• _Exercise_:
What do the lines say from the one containing "Output a JSON" to the end of the records? Restate them word for word, and only those.

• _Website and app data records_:
= = = =
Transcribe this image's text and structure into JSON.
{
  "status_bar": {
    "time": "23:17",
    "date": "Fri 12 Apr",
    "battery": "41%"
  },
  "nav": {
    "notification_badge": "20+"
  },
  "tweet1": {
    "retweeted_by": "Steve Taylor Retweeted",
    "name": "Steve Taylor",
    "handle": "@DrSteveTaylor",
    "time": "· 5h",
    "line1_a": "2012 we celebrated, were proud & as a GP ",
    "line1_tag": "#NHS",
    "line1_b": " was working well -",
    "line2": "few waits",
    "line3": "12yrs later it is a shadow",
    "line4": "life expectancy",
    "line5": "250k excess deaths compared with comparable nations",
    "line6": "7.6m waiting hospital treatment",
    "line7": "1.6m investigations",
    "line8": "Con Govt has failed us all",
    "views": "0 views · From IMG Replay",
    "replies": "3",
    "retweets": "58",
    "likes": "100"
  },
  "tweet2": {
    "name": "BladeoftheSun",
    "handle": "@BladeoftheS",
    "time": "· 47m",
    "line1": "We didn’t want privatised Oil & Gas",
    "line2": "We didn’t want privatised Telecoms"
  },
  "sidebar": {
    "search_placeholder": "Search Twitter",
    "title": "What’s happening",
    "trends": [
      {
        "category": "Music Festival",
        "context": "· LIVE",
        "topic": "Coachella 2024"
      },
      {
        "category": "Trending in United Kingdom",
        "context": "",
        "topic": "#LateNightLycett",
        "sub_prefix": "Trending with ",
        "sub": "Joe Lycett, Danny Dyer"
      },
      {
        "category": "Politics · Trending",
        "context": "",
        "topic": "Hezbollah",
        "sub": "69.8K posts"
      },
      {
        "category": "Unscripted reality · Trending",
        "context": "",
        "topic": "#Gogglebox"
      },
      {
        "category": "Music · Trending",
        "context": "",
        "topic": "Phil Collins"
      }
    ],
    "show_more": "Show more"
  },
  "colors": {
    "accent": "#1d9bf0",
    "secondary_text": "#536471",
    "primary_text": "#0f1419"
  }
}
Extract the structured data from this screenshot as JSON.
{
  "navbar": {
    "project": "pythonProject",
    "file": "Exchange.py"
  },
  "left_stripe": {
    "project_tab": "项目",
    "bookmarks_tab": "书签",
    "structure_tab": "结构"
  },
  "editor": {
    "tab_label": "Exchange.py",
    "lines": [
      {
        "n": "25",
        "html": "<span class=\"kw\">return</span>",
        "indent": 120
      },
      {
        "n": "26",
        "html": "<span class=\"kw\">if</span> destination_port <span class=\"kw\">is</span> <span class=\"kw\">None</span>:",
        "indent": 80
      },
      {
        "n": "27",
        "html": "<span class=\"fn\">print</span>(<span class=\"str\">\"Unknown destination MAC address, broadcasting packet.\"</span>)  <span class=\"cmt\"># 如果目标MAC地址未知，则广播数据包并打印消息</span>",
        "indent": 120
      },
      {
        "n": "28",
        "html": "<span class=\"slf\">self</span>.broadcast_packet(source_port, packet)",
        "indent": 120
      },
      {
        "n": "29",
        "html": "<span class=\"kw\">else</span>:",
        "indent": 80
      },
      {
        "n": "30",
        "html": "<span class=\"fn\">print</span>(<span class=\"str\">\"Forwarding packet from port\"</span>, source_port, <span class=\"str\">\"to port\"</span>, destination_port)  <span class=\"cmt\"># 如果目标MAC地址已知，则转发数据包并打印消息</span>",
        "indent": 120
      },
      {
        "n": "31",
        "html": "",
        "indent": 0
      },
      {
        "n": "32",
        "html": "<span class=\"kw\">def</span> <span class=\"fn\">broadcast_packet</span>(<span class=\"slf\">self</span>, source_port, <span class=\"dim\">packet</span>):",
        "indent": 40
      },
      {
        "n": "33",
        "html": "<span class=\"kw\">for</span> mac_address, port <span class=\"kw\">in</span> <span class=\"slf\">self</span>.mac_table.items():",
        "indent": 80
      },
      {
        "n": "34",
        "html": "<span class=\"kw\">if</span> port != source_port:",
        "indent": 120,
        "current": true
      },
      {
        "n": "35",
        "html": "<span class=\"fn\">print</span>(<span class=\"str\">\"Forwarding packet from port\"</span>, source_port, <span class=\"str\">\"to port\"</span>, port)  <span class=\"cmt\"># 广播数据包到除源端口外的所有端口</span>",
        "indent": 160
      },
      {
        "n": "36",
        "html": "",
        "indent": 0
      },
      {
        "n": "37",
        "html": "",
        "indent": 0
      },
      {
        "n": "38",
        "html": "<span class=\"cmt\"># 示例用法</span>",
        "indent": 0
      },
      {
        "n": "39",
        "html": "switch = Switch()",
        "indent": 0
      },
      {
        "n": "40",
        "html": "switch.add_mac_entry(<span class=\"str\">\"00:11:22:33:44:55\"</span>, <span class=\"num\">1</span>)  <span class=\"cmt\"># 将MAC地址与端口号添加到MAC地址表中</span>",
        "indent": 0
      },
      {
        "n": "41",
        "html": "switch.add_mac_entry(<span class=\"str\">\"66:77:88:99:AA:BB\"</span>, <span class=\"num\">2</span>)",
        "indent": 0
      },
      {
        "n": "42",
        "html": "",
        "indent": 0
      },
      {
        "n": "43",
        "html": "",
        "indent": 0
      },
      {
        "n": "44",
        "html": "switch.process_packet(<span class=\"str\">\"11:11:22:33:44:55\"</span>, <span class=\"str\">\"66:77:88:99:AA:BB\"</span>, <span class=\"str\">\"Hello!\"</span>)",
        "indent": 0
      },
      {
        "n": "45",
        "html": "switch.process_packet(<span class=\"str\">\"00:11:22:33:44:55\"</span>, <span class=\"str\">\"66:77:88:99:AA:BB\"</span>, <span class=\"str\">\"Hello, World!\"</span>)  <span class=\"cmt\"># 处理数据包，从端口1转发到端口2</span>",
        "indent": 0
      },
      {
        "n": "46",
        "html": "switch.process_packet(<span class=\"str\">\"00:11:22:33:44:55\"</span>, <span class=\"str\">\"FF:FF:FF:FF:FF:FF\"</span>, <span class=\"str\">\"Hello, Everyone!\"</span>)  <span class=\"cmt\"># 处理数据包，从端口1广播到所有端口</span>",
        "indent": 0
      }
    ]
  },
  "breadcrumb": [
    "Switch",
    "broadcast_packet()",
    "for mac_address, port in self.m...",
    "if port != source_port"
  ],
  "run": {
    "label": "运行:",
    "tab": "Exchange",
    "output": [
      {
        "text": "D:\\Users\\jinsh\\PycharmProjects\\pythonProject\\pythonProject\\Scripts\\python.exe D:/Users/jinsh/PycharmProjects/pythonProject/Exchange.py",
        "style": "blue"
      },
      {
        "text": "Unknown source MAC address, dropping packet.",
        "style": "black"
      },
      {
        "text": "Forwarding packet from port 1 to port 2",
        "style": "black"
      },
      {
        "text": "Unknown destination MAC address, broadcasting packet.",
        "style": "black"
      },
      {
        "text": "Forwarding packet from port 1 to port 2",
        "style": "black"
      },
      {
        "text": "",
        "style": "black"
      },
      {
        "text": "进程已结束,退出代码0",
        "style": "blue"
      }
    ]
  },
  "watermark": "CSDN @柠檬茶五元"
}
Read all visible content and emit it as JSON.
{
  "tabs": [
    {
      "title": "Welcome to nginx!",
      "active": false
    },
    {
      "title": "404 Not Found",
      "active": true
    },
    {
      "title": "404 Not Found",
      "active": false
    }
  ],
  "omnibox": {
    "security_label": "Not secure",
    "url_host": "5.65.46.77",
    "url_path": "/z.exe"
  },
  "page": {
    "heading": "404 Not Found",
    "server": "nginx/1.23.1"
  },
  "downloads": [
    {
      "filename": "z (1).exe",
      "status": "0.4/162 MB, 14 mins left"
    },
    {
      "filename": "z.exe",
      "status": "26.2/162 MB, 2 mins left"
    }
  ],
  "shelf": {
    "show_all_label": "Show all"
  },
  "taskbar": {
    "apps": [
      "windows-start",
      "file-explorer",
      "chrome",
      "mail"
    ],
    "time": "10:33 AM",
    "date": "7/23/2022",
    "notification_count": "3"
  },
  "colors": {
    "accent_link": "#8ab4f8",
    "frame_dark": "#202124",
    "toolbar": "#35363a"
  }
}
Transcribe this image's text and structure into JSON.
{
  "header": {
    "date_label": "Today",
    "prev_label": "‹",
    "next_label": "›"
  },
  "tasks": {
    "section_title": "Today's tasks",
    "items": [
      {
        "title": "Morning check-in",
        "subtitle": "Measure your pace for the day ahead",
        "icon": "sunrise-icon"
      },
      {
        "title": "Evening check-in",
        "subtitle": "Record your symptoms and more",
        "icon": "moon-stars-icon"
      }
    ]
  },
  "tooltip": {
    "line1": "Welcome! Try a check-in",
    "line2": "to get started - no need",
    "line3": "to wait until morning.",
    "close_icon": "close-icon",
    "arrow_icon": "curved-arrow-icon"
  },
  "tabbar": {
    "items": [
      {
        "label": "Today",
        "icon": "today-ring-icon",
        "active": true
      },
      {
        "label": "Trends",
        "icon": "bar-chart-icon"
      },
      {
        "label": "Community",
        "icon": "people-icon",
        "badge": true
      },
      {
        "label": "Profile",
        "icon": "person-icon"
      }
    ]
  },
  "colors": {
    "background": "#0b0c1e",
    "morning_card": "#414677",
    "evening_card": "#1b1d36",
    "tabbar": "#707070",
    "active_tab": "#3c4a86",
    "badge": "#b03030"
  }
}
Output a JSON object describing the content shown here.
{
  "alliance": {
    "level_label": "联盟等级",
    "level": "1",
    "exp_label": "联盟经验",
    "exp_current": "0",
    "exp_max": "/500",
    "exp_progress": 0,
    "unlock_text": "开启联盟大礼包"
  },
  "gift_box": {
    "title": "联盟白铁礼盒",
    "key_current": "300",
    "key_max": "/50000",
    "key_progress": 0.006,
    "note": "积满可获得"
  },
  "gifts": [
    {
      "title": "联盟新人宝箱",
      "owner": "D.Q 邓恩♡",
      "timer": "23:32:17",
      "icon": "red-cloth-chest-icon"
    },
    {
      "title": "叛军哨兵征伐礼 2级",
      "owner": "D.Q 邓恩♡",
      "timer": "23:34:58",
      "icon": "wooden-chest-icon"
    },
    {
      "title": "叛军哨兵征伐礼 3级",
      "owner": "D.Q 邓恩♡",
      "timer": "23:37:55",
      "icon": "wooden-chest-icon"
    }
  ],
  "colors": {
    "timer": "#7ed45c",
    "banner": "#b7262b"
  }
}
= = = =
• _Worked solution_:
Output a JSON object describing the content shown here.
{
  "alliance": {
    "level_label": "联盟等级",
    "level": "1",
    "exp_label": "联盟经验",
    "exp_current": "0",
    "exp_max": "/500",
    "exp_progress": 0,
    "unlock_text": "开启联盟大礼包"
  },
  "gift_box": {
    "title": "联盟白铁礼盒",
    "key_current": "300",
    "key_max": "/50000",
    "key_progress": 0.006,
    "note": "积满可获得"
  },
  "gifts": [
    {
      "title": "联盟新人宝箱",
      "owner": "D.Q 邓恩♡",
      "timer": "23:32:17",
      "icon": "red-cloth-chest-icon"
    },
    {
      "title": "叛军哨兵征伐礼 2级",
      "owner": "D.Q 邓恩♡",
      "timer": "23:34:58",
      "icon": "wooden-chest-icon"
    },
    {
      "title": "叛军哨兵征伐礼 3级",
      "owner": "D.Q 邓恩♡",
      "timer": "23:37:55",
      "icon": "wooden-chest-icon"
    }
  ],
  "colors": {
    "timer": "#7ed45c",
    "banner": "#b7262b"
  }
}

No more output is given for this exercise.